Look for "software" in each line of the entries, and return the matching lines.

Interface dataset entries.
++++
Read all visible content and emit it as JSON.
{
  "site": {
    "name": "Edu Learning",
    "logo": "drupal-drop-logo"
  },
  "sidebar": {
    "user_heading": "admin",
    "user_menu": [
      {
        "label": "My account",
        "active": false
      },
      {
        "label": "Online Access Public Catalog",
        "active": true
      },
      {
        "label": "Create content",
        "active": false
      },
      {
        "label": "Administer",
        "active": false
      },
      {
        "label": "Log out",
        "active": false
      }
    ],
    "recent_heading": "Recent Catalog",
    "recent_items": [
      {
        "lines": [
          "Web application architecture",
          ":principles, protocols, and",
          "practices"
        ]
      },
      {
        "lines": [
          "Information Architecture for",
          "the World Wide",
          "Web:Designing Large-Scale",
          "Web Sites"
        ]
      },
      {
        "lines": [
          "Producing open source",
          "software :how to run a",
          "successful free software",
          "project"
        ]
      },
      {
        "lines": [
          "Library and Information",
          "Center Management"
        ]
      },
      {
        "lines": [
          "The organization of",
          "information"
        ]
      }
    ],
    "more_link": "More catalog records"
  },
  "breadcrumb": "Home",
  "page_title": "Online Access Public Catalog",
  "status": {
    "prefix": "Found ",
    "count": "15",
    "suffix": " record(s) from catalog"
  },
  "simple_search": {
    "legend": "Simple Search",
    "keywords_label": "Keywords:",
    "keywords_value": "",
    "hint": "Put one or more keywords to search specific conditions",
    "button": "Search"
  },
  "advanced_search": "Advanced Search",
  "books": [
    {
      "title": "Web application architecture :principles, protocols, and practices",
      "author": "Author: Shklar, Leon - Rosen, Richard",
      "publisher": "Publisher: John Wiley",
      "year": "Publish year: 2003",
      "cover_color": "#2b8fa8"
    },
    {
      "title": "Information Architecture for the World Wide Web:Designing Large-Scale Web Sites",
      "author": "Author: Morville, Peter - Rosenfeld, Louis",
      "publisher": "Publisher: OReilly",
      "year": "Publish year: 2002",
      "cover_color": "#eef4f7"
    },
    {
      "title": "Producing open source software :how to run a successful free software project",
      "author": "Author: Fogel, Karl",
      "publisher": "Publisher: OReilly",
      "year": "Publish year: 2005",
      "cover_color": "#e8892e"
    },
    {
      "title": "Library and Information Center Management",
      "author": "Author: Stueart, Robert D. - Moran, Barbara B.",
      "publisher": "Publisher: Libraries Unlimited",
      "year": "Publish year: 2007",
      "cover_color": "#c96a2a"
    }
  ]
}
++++
Exercise output.
          "software :how to run a",
          "successful free software",
      "title": "Producing open source software :how to run a successful free software project",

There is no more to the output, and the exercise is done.